▶ **TASK**
Set every entry down again exactly, omitting none.

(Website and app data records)
━━━
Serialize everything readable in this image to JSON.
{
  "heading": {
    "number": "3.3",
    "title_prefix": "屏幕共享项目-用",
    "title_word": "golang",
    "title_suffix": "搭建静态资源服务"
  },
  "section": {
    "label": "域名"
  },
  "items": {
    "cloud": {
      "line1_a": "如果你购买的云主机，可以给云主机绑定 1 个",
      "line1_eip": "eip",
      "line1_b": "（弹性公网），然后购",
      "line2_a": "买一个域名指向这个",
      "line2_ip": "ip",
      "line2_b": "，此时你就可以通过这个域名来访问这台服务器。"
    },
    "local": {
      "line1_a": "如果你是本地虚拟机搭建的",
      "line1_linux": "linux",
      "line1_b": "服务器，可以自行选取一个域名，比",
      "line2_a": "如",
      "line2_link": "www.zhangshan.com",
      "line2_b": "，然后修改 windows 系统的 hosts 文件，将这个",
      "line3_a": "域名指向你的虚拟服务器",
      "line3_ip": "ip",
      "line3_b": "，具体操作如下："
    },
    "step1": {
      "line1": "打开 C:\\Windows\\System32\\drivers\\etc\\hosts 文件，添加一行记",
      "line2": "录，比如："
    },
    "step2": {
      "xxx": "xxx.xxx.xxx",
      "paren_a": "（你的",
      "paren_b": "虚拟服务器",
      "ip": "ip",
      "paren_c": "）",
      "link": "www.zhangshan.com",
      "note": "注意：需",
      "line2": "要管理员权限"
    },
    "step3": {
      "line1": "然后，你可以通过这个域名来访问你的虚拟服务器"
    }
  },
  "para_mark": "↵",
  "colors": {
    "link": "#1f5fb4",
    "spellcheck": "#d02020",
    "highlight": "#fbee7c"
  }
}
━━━
▶ **RESULT**
Serialize everything readable in this image to JSON.
{
  "heading": {
    "number": "3.3",
    "title_prefix": "屏幕共享项目-用",
    "title_word": "golang",
    "title_suffix": "搭建静态资源服务"
  },
  "section": {
    "label": "域名"
  },
  "items": {
    "cloud": {
      "line1_a": "如果你购买的云主机，可以给云主机绑定 1 个",
      "line1_eip": "eip",
      "line1_b": "（弹性公网），然后购",
      "line2_a": "买一个域名指向这个",
      "line2_ip": "ip",
      "line2_b": "，此时你就可以通过这个域名来访问这台服务器。"
    },
    "local": {
      "line1_a": "如果你是本地虚拟机搭建的",
      "line1_linux": "linux",
      "line1_b": "服务器，可以自行选取一个域名，比",
      "line2_a": "如",
      "line2_link": "www.zhangshan.com",
      "line2_b": "，然后修改 windows 系统的 hosts 文件，将这个",
      "line3_a": "域名指向你的虚拟服务器",
      "line3_ip": "ip",
      "line3_b": "，具体操作如下："
    },
    "step1": {
      "line1": "打开 C:\\Windows\\System32\\drivers\\etc\\hosts 文件，添加一行记",
      "line2": "录，比如："
    },
    "step2": {
      "xxx": "xxx.xxx.xxx",
      "paren_a": "（你的",
      "paren_b": "虚拟服务器",
      "ip": "ip",
      "paren_c": "）",
      "link": "www.zhangshan.com",
      "note": "注意：需",
      "line2": "要管理员权限"
    },
    "step3": {
      "line1": "然后，你可以通过这个域名来访问你的虚拟服务器"
    }
  },
  "para_mark": "↵",
  "colors": {
    "link": "#1f5fb4",
    "spellcheck": "#d02020",
    "highlight": "#fbee7c"
  }
}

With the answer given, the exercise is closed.